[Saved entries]
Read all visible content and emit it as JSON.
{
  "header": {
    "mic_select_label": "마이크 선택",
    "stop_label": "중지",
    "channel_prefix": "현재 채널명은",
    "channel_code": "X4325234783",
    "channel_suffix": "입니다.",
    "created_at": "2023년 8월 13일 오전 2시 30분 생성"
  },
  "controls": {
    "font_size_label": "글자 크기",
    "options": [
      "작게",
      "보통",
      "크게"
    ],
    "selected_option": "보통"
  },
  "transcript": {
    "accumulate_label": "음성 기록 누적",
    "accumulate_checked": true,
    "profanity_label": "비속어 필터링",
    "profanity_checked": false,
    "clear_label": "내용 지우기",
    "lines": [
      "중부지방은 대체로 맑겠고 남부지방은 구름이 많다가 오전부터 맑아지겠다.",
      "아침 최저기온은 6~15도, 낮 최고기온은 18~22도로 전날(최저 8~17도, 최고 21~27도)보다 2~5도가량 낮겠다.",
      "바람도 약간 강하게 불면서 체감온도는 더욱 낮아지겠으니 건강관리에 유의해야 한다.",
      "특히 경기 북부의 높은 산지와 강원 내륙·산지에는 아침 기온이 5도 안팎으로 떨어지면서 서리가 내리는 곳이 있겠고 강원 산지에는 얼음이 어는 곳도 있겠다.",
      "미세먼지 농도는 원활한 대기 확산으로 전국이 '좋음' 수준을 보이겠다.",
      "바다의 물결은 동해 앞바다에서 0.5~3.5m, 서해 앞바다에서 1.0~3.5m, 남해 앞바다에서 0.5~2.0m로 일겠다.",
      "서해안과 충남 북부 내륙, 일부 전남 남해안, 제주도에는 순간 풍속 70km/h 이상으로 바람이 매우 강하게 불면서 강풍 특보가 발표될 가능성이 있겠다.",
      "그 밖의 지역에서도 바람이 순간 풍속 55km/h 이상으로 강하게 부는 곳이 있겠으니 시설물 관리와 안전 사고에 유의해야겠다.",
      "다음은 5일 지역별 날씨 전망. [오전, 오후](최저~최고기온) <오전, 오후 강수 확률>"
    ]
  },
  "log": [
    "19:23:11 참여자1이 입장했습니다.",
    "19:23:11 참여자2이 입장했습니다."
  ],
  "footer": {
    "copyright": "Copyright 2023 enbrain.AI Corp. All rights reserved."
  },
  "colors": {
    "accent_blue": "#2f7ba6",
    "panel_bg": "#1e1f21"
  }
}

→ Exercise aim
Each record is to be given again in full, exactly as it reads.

→ Exercise output
Read all visible content and emit it as JSON.
{
  "header": {
    "mic_select_label": "마이크 선택",
    "stop_label": "중지",
    "channel_prefix": "현재 채널명은",
    "channel_code": "X4325234783",
    "channel_suffix": "입니다.",
    "created_at": "2023년 8월 13일 오전 2시 30분 생성"
  },
  "controls": {
    "font_size_label": "글자 크기",
    "options": [
      "작게",
      "보통",
      "크게"
    ],
    "selected_option": "보통"
  },
  "transcript": {
    "accumulate_label": "음성 기록 누적",
    "accumulate_checked": true,
    "profanity_label": "비속어 필터링",
    "profanity_checked": false,
    "clear_label": "내용 지우기",
    "lines": [
      "중부지방은 대체로 맑겠고 남부지방은 구름이 많다가 오전부터 맑아지겠다.",
      "아침 최저기온은 6~15도, 낮 최고기온은 18~22도로 전날(최저 8~17도, 최고 21~27도)보다 2~5도가량 낮겠다.",
      "바람도 약간 강하게 불면서 체감온도는 더욱 낮아지겠으니 건강관리에 유의해야 한다.",
      "특히 경기 북부의 높은 산지와 강원 내륙·산지에는 아침 기온이 5도 안팎으로 떨어지면서 서리가 내리는 곳이 있겠고 강원 산지에는 얼음이 어는 곳도 있겠다.",
      "미세먼지 농도는 원활한 대기 확산으로 전국이 '좋음' 수준을 보이겠다.",
      "바다의 물결은 동해 앞바다에서 0.5~3.5m, 서해 앞바다에서 1.0~3.5m, 남해 앞바다에서 0.5~2.0m로 일겠다.",
      "서해안과 충남 북부 내륙, 일부 전남 남해안, 제주도에는 순간 풍속 70km/h 이상으로 바람이 매우 강하게 불면서 강풍 특보가 발표될 가능성이 있겠다.",
      "그 밖의 지역에서도 바람이 순간 풍속 55km/h 이상으로 강하게 부는 곳이 있겠으니 시설물 관리와 안전 사고에 유의해야겠다.",
      "다음은 5일 지역별 날씨 전망. [오전, 오후](최저~최고기온) <오전, 오후 강수 확률>"
    ]
  },
  "log": [
    "19:23:11 참여자1이 입장했습니다.",
    "19:23:11 참여자2이 입장했습니다."
  ],
  "footer": {
    "copyright": "Copyright 2023 enbrain.AI Corp. All rights reserved."
  },
  "colors": {
    "accent_blue": "#2f7ba6",
    "panel_bg": "#1e1f21"
  }
}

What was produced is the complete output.